Azevedo’s friend gave him the puppy, and he named her Olympia. “She grew into an 80-pound ball of muscle,” Azevedo says. “She’s very loving. All she really wants out of life is as much human contact as possible, and a good swim.”
A member of the U.S. Olympic Teams at the 2000 Olympics in Sydney as well as the 2004, 2008 and 2012 Olympics in Athens, Beijing and London respectively, Azevedo was named the world’s seventh-best athlete in 2003 by Men’s Journal.
But dogs are Azevedo’s other passion.
A few years after adopting Olympia, who is now 12 years old, Azevedo found out about a 4-month-old puppy at the pound whose owner had thrown him from a car window. “He was this beautiful little Brazilian Fila,” Azevedo says. “I was born in Brazil, and I really wanted to adopt him, but then the owner came back and said he wanted the dog because he found out how much money it was worth. But the shelter didn’t want to give the dog back, and because he came back within minutes of the end of the waiting period, they did a raffle and we got to take him home. I named him Apollo.”

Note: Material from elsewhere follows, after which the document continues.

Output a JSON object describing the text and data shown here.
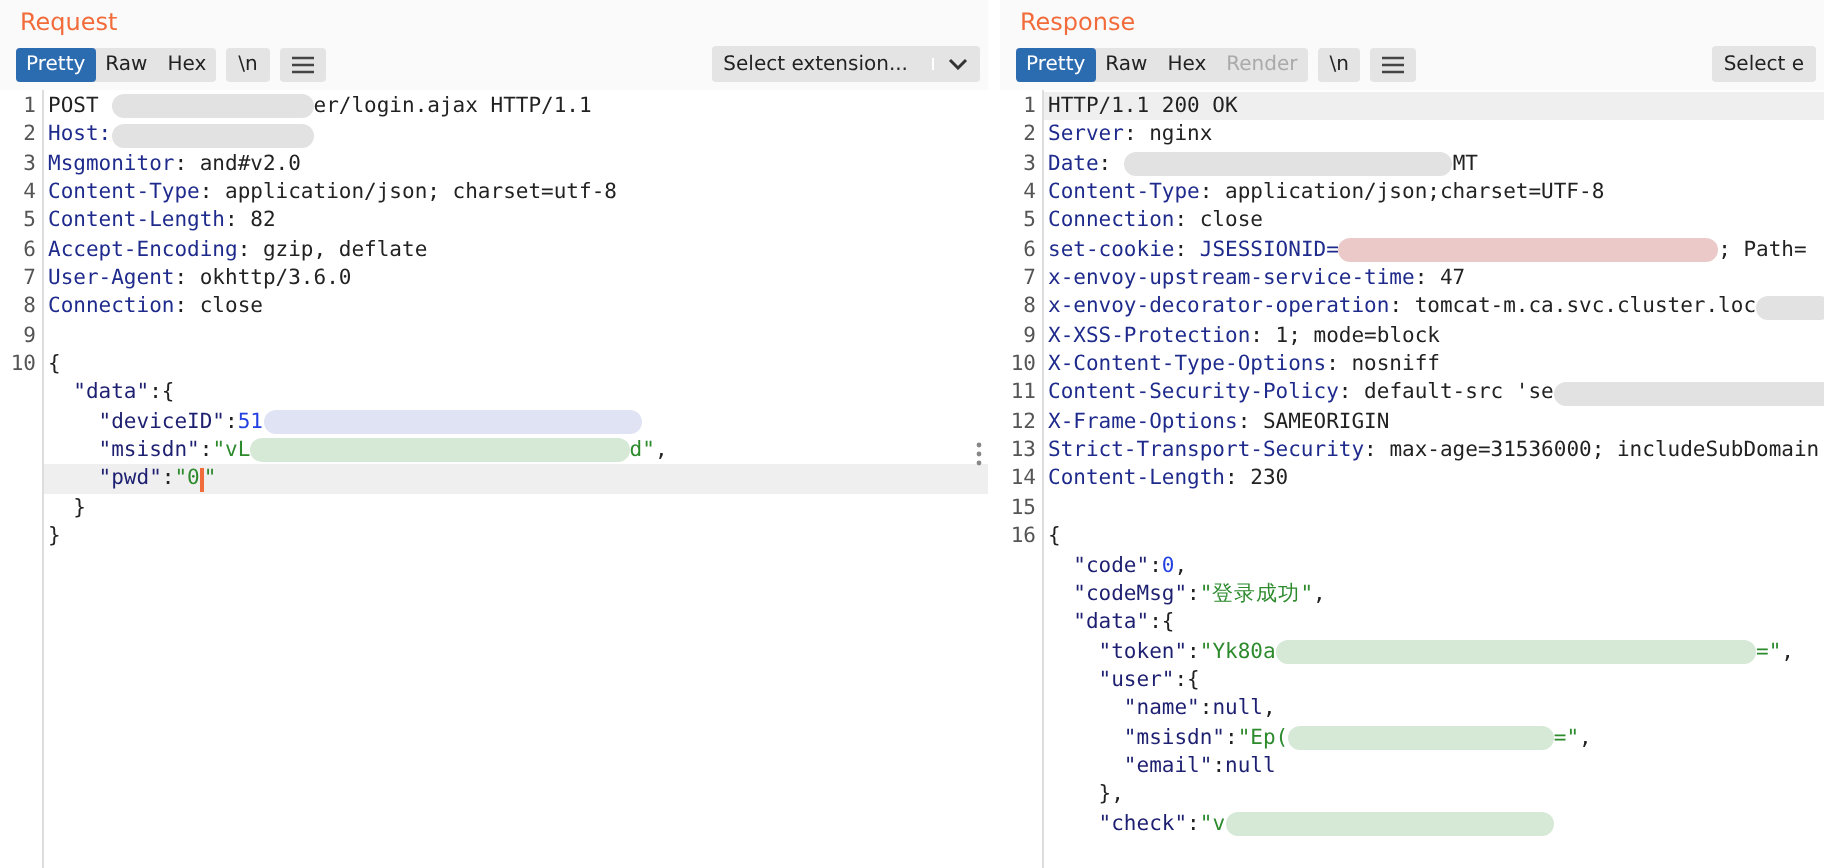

The Fila Brasileiro, now 7, quickly grew to over 220 pounds, but defers to Olympia. “She controls him. She runs him around and makes him do things for her,” Azevedo says. “But he always has the biggest smile on his face. He’s so lovable, he just wants to sit and stare at you, and he doesn’t understand that he’s too big to be a lap dog, or why he can’t quite seem to fit on the furniture.”
Azevedo and his wife, Sara, divide their time between Long Beach and Montenegro, where Azevedo’s professional Brazilian water polo team is based. While overseas, Olympia and Apollo stay with Azevedo’s parents, so it’s only natural that Azevedo and his wife would miss their dogs and want to help the local stray dogs they saw all over Montenegro. “I was upset by the stray-dog situation,” Azevedo says. “They don’t believe in neutering, and they get puppies, then kick them out when they get big. Kids don’t learn what it means to have an animal, how loving and special they are.”
The situation prompted Sara to begin fundraising for the local shelter. “They had no equipment to give the dogs shots, and 95 percent of the dogs that come in die of worms,” he says. “My wife raised 15,000 euros for them. Since I was a pro player over there, they started doing commercials to raise awareness about the situation, and they put me on the front page of the paper. But I give my wife all the credit. She made a big difference for the dogs.”